*** Opening of THE INPUT ***

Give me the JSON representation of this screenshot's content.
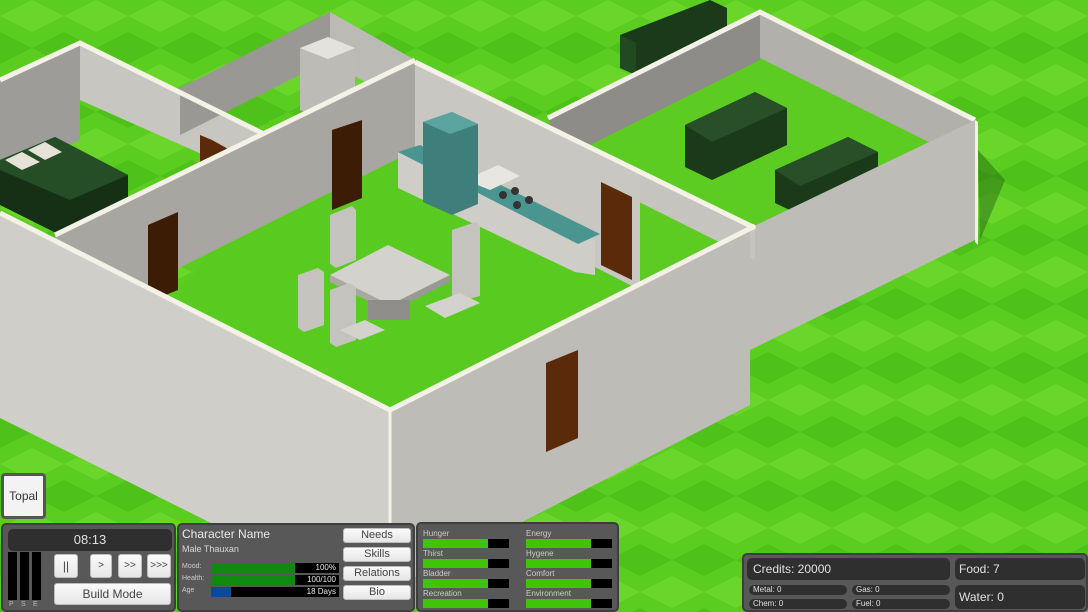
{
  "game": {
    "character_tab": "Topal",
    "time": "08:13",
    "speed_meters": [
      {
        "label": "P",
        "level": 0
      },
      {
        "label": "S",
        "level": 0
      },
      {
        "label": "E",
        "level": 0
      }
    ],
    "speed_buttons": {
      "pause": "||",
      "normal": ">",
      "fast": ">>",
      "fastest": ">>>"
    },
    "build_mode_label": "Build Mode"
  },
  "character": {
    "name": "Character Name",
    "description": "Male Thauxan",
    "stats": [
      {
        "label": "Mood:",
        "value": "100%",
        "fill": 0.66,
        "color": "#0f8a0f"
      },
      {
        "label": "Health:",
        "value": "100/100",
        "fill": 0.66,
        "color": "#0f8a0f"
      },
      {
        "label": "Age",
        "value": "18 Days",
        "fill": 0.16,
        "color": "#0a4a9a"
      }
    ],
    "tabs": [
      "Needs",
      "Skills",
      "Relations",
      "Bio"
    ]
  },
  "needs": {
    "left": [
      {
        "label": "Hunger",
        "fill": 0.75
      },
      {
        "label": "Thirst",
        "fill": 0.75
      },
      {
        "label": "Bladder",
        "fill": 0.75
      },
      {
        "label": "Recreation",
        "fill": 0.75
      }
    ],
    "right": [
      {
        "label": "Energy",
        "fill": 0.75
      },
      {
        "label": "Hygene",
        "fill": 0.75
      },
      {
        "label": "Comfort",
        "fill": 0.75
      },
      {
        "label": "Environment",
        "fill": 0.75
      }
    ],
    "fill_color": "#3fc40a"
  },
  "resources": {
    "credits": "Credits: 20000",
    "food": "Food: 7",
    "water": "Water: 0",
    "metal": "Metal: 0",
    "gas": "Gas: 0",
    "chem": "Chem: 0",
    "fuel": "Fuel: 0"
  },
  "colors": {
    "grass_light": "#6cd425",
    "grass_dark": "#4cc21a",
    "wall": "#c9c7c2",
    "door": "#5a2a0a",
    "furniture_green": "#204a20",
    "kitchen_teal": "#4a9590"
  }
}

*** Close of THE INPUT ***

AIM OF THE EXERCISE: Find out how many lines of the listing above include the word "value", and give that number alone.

ANSWER SECTION: 3